--- START ---

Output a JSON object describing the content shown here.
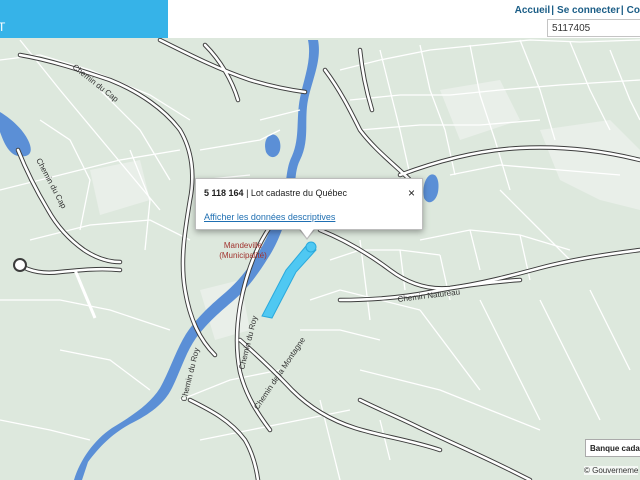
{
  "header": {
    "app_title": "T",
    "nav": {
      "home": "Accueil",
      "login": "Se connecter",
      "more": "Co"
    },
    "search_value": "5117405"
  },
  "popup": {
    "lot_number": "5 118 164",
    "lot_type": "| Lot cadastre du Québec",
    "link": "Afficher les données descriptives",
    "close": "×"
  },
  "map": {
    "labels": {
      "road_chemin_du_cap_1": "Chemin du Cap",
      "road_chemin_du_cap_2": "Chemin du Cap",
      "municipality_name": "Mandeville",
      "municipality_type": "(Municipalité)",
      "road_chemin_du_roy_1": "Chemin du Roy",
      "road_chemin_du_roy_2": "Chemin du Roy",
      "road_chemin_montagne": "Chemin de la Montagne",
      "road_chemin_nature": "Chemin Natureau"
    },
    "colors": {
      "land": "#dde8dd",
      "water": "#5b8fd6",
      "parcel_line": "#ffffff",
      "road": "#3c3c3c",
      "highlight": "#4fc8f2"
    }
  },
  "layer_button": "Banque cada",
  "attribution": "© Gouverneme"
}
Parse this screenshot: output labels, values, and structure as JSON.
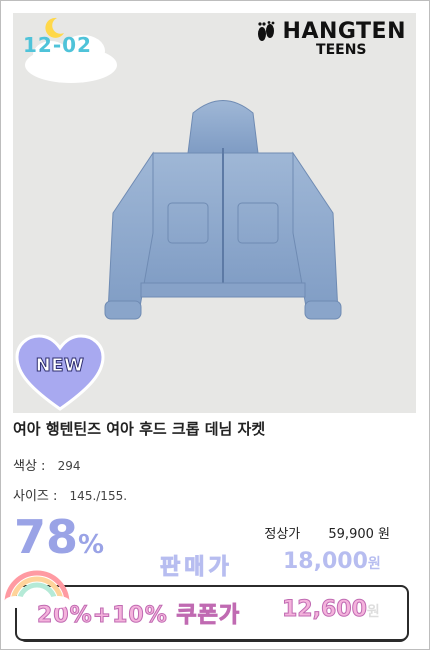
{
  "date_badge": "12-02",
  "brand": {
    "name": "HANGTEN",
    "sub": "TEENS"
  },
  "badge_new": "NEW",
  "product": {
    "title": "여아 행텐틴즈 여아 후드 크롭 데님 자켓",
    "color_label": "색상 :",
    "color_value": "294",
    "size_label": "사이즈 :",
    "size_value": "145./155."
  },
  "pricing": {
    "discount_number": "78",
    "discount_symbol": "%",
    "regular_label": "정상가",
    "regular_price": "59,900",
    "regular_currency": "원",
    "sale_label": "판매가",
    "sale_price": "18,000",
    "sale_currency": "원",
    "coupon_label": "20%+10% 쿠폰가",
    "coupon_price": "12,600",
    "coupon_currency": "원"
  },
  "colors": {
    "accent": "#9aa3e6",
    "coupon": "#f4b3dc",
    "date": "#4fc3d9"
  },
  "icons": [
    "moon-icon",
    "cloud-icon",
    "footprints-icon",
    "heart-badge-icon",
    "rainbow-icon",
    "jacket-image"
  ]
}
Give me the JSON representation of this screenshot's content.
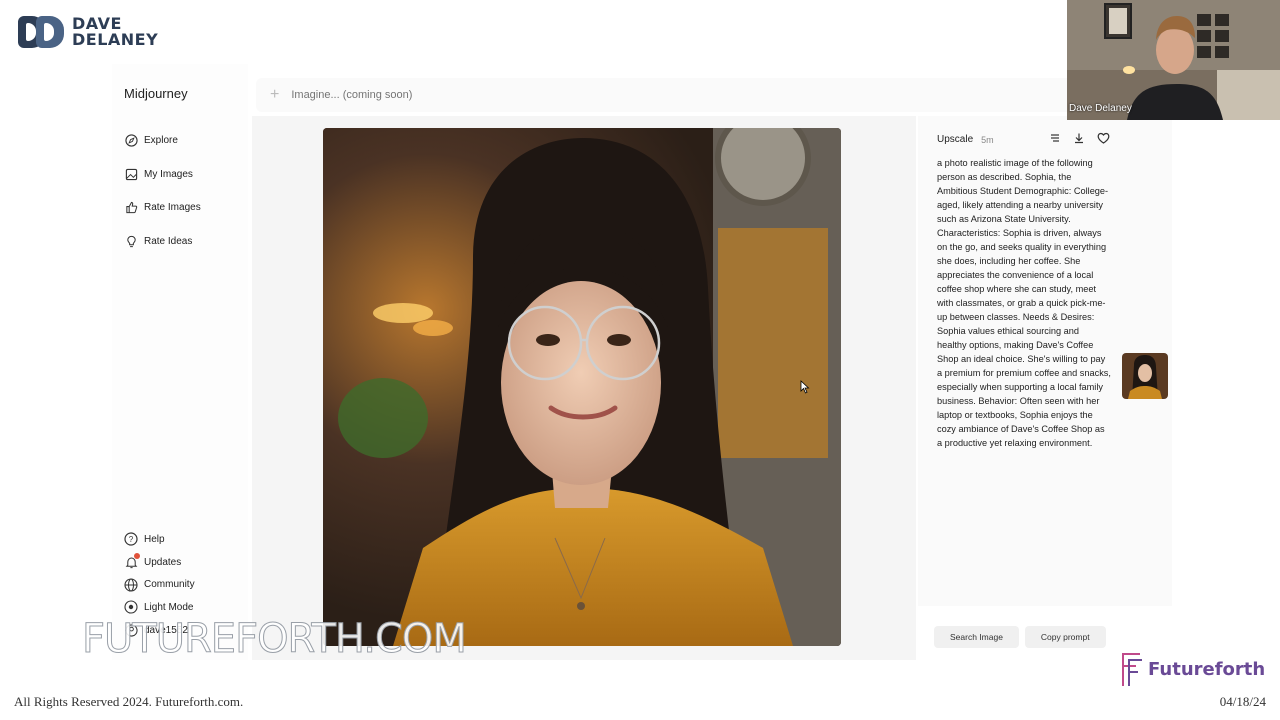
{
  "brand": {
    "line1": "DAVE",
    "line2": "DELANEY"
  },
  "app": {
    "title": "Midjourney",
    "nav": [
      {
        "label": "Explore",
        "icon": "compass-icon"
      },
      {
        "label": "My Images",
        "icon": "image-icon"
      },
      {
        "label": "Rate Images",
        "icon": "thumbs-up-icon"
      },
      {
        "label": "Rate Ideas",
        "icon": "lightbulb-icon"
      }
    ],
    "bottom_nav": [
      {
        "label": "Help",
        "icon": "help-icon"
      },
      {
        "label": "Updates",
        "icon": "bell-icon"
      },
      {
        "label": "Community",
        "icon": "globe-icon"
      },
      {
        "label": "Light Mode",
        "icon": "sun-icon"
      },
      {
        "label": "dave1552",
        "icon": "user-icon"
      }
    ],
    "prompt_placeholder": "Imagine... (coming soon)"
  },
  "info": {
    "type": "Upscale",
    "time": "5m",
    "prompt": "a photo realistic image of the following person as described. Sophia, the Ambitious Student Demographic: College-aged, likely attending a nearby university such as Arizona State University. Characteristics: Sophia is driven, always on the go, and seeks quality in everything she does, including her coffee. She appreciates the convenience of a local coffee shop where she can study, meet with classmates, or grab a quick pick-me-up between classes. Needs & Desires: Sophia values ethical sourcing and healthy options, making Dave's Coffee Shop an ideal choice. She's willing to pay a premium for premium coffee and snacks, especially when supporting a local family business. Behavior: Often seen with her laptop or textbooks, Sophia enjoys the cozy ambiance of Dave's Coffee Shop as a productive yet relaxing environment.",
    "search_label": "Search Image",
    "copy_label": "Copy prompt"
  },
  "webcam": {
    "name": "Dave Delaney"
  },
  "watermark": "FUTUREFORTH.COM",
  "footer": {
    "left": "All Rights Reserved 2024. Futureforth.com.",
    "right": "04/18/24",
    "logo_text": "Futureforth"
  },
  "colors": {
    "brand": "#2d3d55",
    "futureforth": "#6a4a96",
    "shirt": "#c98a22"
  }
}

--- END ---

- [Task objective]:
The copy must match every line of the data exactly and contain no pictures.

- [Completed task]:
Output a JSON object describing the content shown here.
{
  "header": {
    "app_title": "T",
    "nav": {
      "home": "Accueil",
      "login": "Se connecter",
      "more": "Co"
    },
    "search_value": "5117405"
  },
  "popup": {
    "lot_number": "5 118 164",
    "lot_type": "| Lot cadastre du Québec",
    "link": "Afficher les données descriptives",
    "close": "×"
  },
  "map": {
    "labels": {
      "road_chemin_du_cap_1": "Chemin du Cap",
      "road_chemin_du_cap_2": "Chemin du Cap",
      "municipality_name": "Mandeville",
      "municipality_type": "(Municipalité)",
      "road_chemin_du_roy_1": "Chemin du Roy",
      "road_chemin_du_roy_2": "Chemin du Roy",
      "road_chemin_montagne": "Chemin de la Montagne",
      "road_chemin_nature": "Chemin Natureau"
    },
    "colors": {
      "land": "#dde8dd",
      "water": "#5b8fd6",
      "parcel_line": "#ffffff",
      "road": "#3c3c3c",
      "highlight": "#4fc8f2"
    }
  },
  "layer_button": "Banque cada",
  "attribution": "© Gouverneme"
}
Parse this screenshot: output labels, values, and structure as JSON.
{
  "date_badge": "12-02",
  "brand": {
    "name": "HANGTEN",
    "sub": "TEENS"
  },
  "badge_new": "NEW",
  "product": {
    "title": "여아 행텐틴즈 여아 후드 크롭 데님 자켓",
    "color_label": "색상 :",
    "color_value": "294",
    "size_label": "사이즈 :",
    "size_value": "145./155."
  },
  "pricing": {
    "discount_number": "78",
    "discount_symbol": "%",
    "regular_label": "정상가",
    "regular_price": "59,900",
    "regular_currency": "원",
    "sale_label": "판매가",
    "sale_price": "18,000",
    "sale_currency": "원",
    "coupon_label": "20%+10% 쿠폰가",
    "coupon_price": "12,600",
    "coupon_currency": "원"
  },
  "colors": {
    "accent": "#9aa3e6",
    "coupon": "#f4b3dc",
    "date": "#4fc3d9"
  },
  "icons": [
    "moon-icon",
    "cloud-icon",
    "footprints-icon",
    "heart-badge-icon",
    "rainbow-icon",
    "jacket-image"
  ]
}
Give me the JSON representation of this screenshot's content.
{
  "brand": {
    "line1": "DAVE",
    "line2": "DELANEY"
  },
  "app": {
    "title": "Midjourney",
    "nav": [
      {
        "label": "Explore",
        "icon": "compass-icon"
      },
      {
        "label": "My Images",
        "icon": "image-icon"
      },
      {
        "label": "Rate Images",
        "icon": "thumbs-up-icon"
      },
      {
        "label": "Rate Ideas",
        "icon": "lightbulb-icon"
      }
    ],
    "bottom_nav": [
      {
        "label": "Help",
        "icon": "help-icon"
      },
      {
        "label": "Updates",
        "icon": "bell-icon"
      },
      {
        "label": "Community",
        "icon": "globe-icon"
      },
      {
        "label": "Light Mode",
        "icon": "sun-icon"
      },
      {
        "label": "dave1552",
        "icon": "user-icon"
      }
    ],
    "prompt_placeholder": "Imagine... (coming soon)"
  },
  "info": {
    "type": "Upscale",
    "time": "5m",
    "prompt": "a photo realistic image of the following person as described. Sophia, the Ambitious Student Demographic: College-aged, likely attending a nearby university such as Arizona State University. Characteristics: Sophia is driven, always on the go, and seeks quality in everything she does, including her coffee. She appreciates the convenience of a local coffee shop where she can study, meet with classmates, or grab a quick pick-me-up between classes. Needs & Desires: Sophia values ethical sourcing and healthy options, making Dave's Coffee Shop an ideal choice. She's willing to pay a premium for premium coffee and snacks, especially when supporting a local family business. Behavior: Often seen with her laptop or textbooks, Sophia enjoys the cozy ambiance of Dave's Coffee Shop as a productive yet relaxing environment.",
    "search_label": "Search Image",
    "copy_label": "Copy prompt"
  },
  "webcam": {
    "name": "Dave Delaney"
  },
  "watermark": "FUTUREFORTH.COM",
  "footer": {
    "left": "All Rights Reserved 2024. Futureforth.com.",
    "right": "04/18/24",
    "logo_text": "Futureforth"
  },
  "colors": {
    "brand": "#2d3d55",
    "futureforth": "#6a4a96",
    "shirt": "#c98a22"
  }
}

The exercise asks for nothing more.